→ **WHAT THIS TASK INVOLVES**
Gather all lines in the data that hold the string "icon".
[[ GIVEN ENTRIES open ]]
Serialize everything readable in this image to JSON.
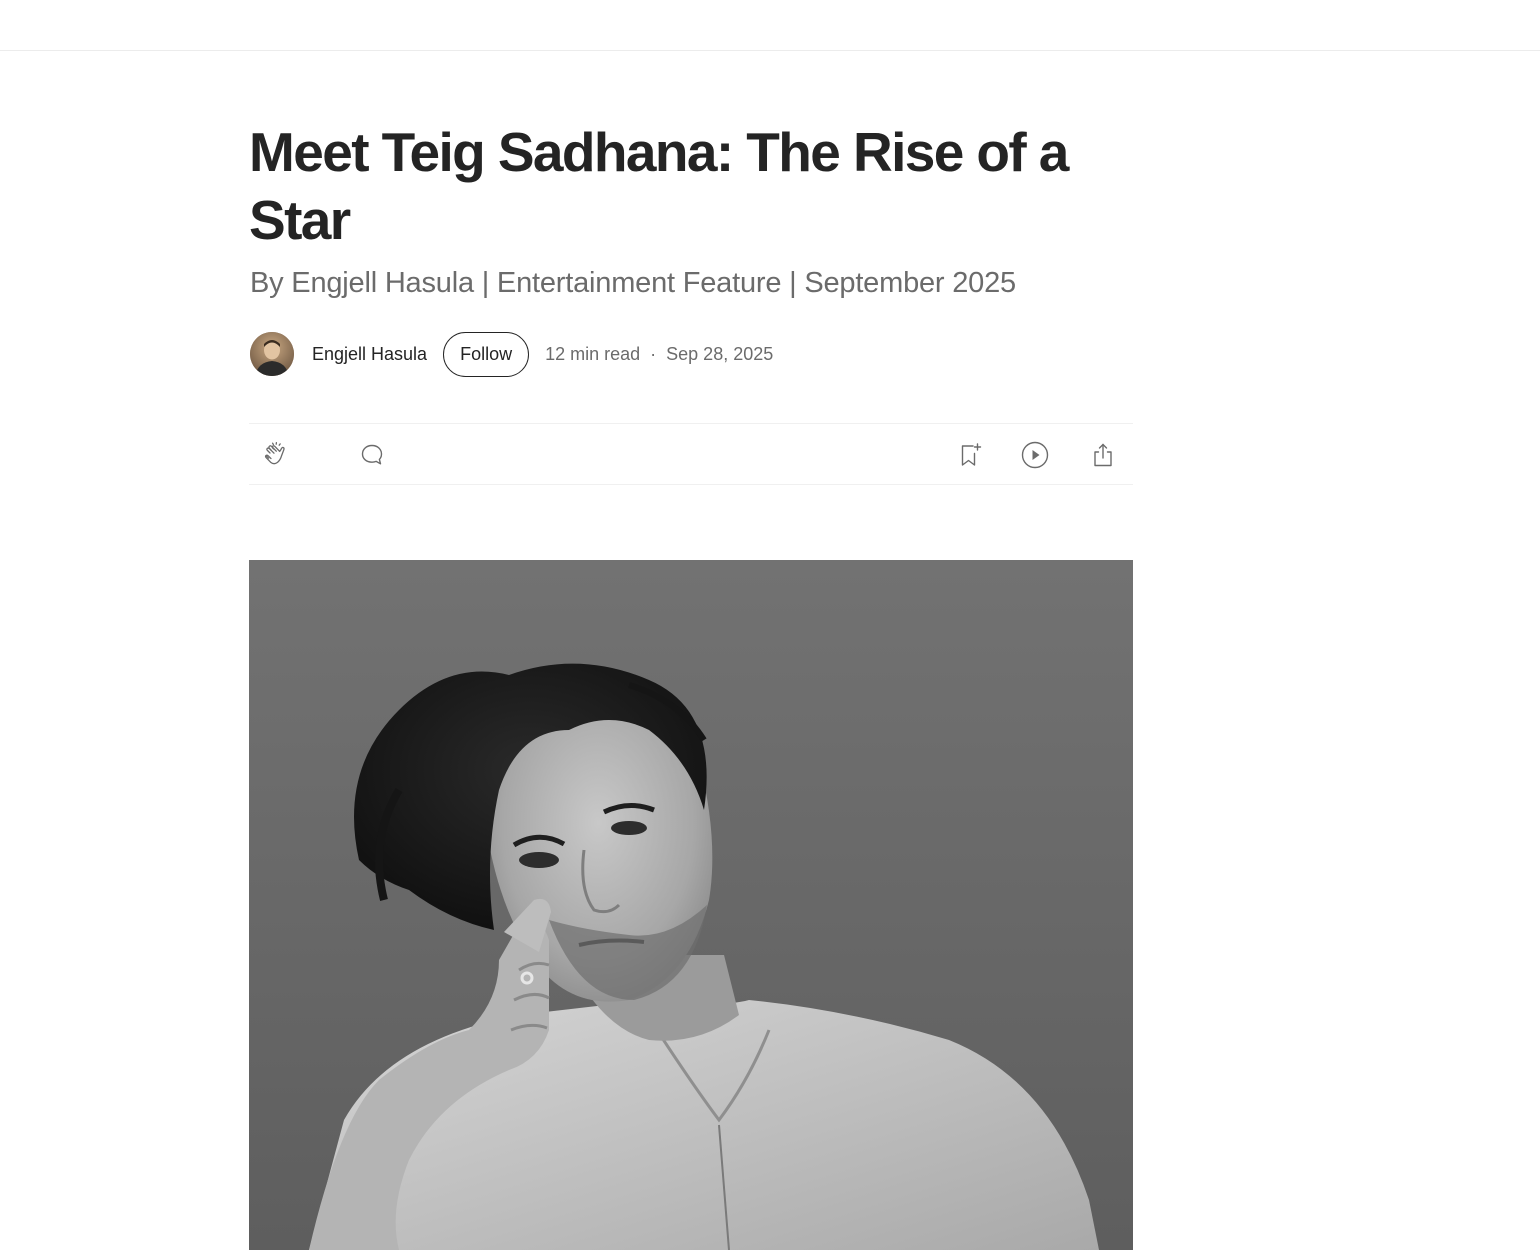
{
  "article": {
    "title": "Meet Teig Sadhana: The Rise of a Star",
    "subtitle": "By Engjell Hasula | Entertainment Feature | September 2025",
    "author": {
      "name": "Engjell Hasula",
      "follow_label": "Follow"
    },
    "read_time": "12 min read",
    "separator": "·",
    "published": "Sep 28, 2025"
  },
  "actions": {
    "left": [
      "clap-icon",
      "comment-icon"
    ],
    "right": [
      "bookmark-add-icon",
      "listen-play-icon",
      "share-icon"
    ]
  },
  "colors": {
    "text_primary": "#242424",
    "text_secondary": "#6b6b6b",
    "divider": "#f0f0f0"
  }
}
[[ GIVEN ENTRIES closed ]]
→ **ANSWER SPACE**
      "clap-icon",
      "comment-icon"
      "bookmark-add-icon",
      "listen-play-icon",
      "share-icon"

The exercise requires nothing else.